Subsidize My Electric Car, Please
By: The Editorial Board
Sept. 2, 2019
Wall Street Journal
The great myth of political subsidies for business is that they will help an industry get started and then go away. We’ll soon see if Congress can for once live up to its temporary promise and block the emerging effort to continue subsidizing the affluent to buy electric cars.
Wyoming Republican John Barrasso is circulating a letter asking Senate Leader Mitch McConnell to reject an expansion or extension of the electric-vehicle tax credit. The federal government currently provides a $7,500 consumer tax break for an auto maker’s first 200,000 cars. The tax credit then drops by half for EVs sold over the next six months, and by half again for another six months. It then disappears.
Washington has been underwriting EVs for nearly 30 years, which is a long time for an infant industry. The current EV handout was part of the 2009 Obama “stimulus,” and its backers promised it would be temporary. But Tesla and General Motors hit 200,000 in sales last year, and Nissan, Ford and Toyota are well on their way. With the phaseout approaching, auto makers and environmental groups are now begging Congress for an extension.
They’re floating a bill from car-state Senators Debbie Stabenow (D., Mich.) and Lamar Alexander (R., Tenn.) that would extend a $7,000 buyer tax credit for another 400,000 cars once auto makers hit the 200,000 limit. An Ernst & Young study estimates the expansion would cost taxpayers nearly $16 billion over the next decade.
It’s hard to imagine a more blatant income transfer for the well-to-do. Electric cars are significantly more expensive than the average vehicle, with a starting price of around $36,000. A recent Congressional Research Service study found that nearly 80% of the credits were claimed by households with adjusted gross income of more than $100,000. Sales data show that about half of all electric vehicle sales occur in one state—California.
That’s not surprising since California sets quotas for electric-vehicle sales. For years auto makers complained that California’s EV mandate forced them to sell cars below cost. The Trump Administration has proposed relaxing the Obama-era fuel economy standards and rescinding California’s Clean Air Act waiver that require manufacturers to ratchet up electric car production.
Yet auto makers are resisting the Trump Administration’s regulatory liberation. California has threatened to sue to enforce its own rules, and BMW , Ford, Honda and Volkswagen cut a deal with the state that would preserve the state’s EV quotas. Governor Gavin Newsom is pressuring other auto makers to jump on board.

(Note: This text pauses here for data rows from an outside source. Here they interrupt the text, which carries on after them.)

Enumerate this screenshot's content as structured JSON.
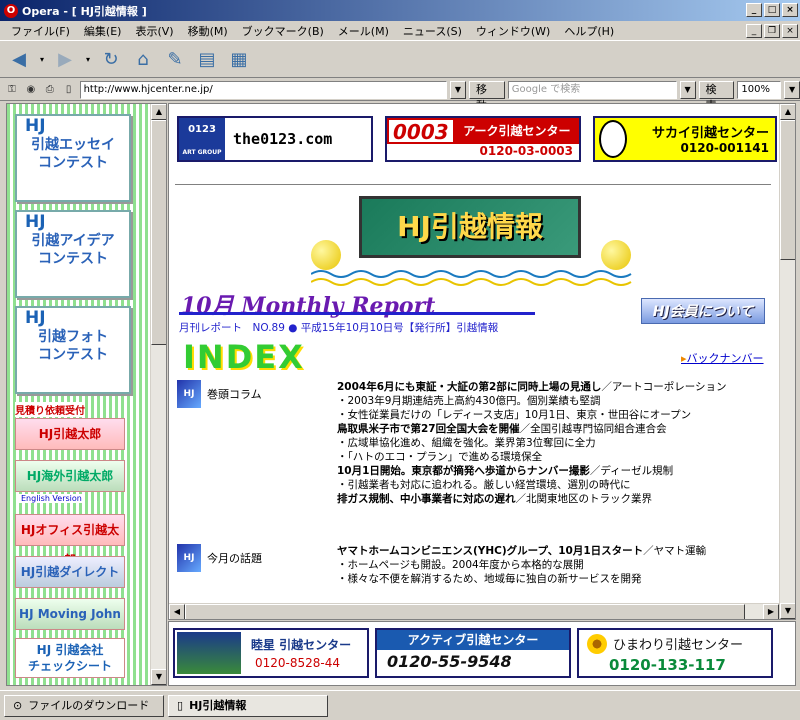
{
  "window": {
    "app": "Opera",
    "title": "Opera - [ HJ引越情報 ]"
  },
  "menu": [
    "ファイル(F)",
    "編集(E)",
    "表示(V)",
    "移動(M)",
    "ブックマーク(B)",
    "メール(M)",
    "ニュース(S)",
    "ウィンドウ(W)",
    "ヘルプ(H)"
  ],
  "address": {
    "url": "http://www.hjcenter.ne.jp/",
    "go_label": "移動",
    "search_placeholder": "Google で検索",
    "search_label": "検索",
    "zoom": "100%"
  },
  "sidebar": {
    "contests": [
      {
        "hj": "HJ",
        "label": "引越エッセイ\nコンテスト"
      },
      {
        "hj": "HJ",
        "label": "引越アイデア\nコンテスト"
      },
      {
        "hj": "HJ",
        "label": "引越フォト\nコンテスト"
      }
    ],
    "estimate_label": "見積り依頼受付",
    "services": [
      "HJ引越太郎",
      "HJ海外引越太郎",
      "HJオフィス引越太郎",
      "HJ引越ダイレクト",
      "HJ Moving John",
      "HJ 引越会社\nチェックシート"
    ],
    "english_label": "English Version"
  },
  "main": {
    "banners": [
      {
        "logo": "0123",
        "text": "the0123.com",
        "sub": "ART GROUP"
      },
      {
        "logo": "0003",
        "text": "アーク引越センター",
        "phone": "0120-03-0003"
      },
      {
        "text": "サカイ引越センター",
        "phone": "0120-001141"
      }
    ],
    "logo_title": "HJ引越情報",
    "report_title": "10月 Monthly Report",
    "report_sub": "月刊レポート　NO.89 ● 平成15年10月10日号【発行所】引越情報",
    "member_label": "HJ会員について",
    "index_title": "INDEX",
    "back_numbers": "バックナンバー",
    "sections": [
      {
        "label": "巻頭コラム",
        "lines": [
          {
            "bold": "2004年6月にも東証・大証の第2部に同時上場の見通し",
            "rest": "／アートコーポレーション"
          },
          {
            "bold": "",
            "rest": "・2003年9月期連結売上高約430億円。個別業績も堅調"
          },
          {
            "bold": "",
            "rest": "・女性従業員だけの「レディース支店」10月1日、東京・世田谷にオープン"
          },
          {
            "bold": "鳥取県米子市で第27回全国大会を開催",
            "rest": "／全国引越専門協同組合連合会"
          },
          {
            "bold": "",
            "rest": "・広域単協化進め、組織を強化。業界第3位奪回に全力"
          },
          {
            "bold": "",
            "rest": "・「ハトのエコ・プラン」で進める環境保全"
          },
          {
            "bold": "10月1日開始。東京都が摘発へ歩道からナンバー撮影",
            "rest": "／ディーゼル規制"
          },
          {
            "bold": "",
            "rest": "・引越業者も対応に追われる。厳しい経営環境、選別の時代に"
          },
          {
            "bold": "排ガス規制、中小事業者に対応の遅れ",
            "rest": "／北関東地区のトラック業界"
          }
        ]
      },
      {
        "label": "今月の話題",
        "lines": [
          {
            "bold": "ヤマトホームコンビニエンス(YHC)グループ、10月1日スタート",
            "rest": "／ヤマト運輸"
          },
          {
            "bold": "",
            "rest": "・ホームページも開設。2004年度から本格的な展開"
          },
          {
            "bold": "",
            "rest": "・様々な不便を解消するため、地域毎に独自の新サービスを開発"
          }
        ]
      }
    ]
  },
  "bottom_banners": [
    {
      "name": "睦星 引越センター",
      "phone": "0120-8528-44"
    },
    {
      "name": "アクティブ引越センター",
      "phone": "0120-55-9548"
    },
    {
      "name": "ひまわり引越センター",
      "phone": "0120-133-117"
    }
  ],
  "status": {
    "downloads": "ファイルのダウンロード",
    "tab": "HJ引越情報"
  }
}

Auto makers say federal subsidies are necessary to help them comply with California’s EV mandate, which a dozen or so other states have adopted. But then why shouldn’t these states pick up the subsidy tab to fulfill the mandates that they are imposing?
By the way, CEO Elon Musk had been saying not too long ago that his competitors want the subsidies while Tesla doesn’t need them. But Tesla’s sales fell as the tax-credit phaseout hit, and he’s now joined the special pleading for a subsidy expansion. None of this will have the slightest impact on the climate.

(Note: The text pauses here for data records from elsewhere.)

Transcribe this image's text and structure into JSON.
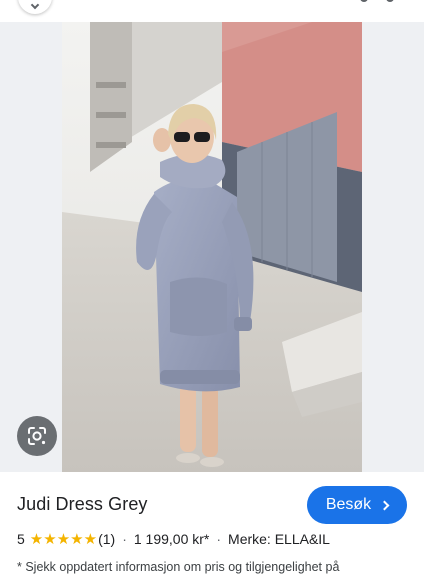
{
  "product": {
    "title": "Judi Dress Grey",
    "rating_value": "5",
    "review_count": "(1)",
    "price": "1 199,00 kr*",
    "brand": "Merke: ELLA&IL",
    "separator": "·",
    "star_glyph": "★",
    "disclaimer": "* Sjekk oppdatert informasjon om pris og tilgjengelighet på"
  },
  "actions": {
    "visit_label": "Besøk"
  },
  "colors": {
    "accent": "#1a73e8",
    "star": "#f4b400",
    "dress": "#9aa3bd"
  },
  "icons": {
    "lens": "google-lens-icon",
    "visit_chevron": "chevron-right-icon"
  }
}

Mr. Alexander and Maine’s Susan Collins are so far the only Republican co-sponsors on the EV bill. But supporters are hoping to add the subsidy expansion to other legislation this fall when few people are watching. Senator Barrasso is sounding the alarm and hoping to attract enough opponents to make clear the subterfuge can’t pass the Senate.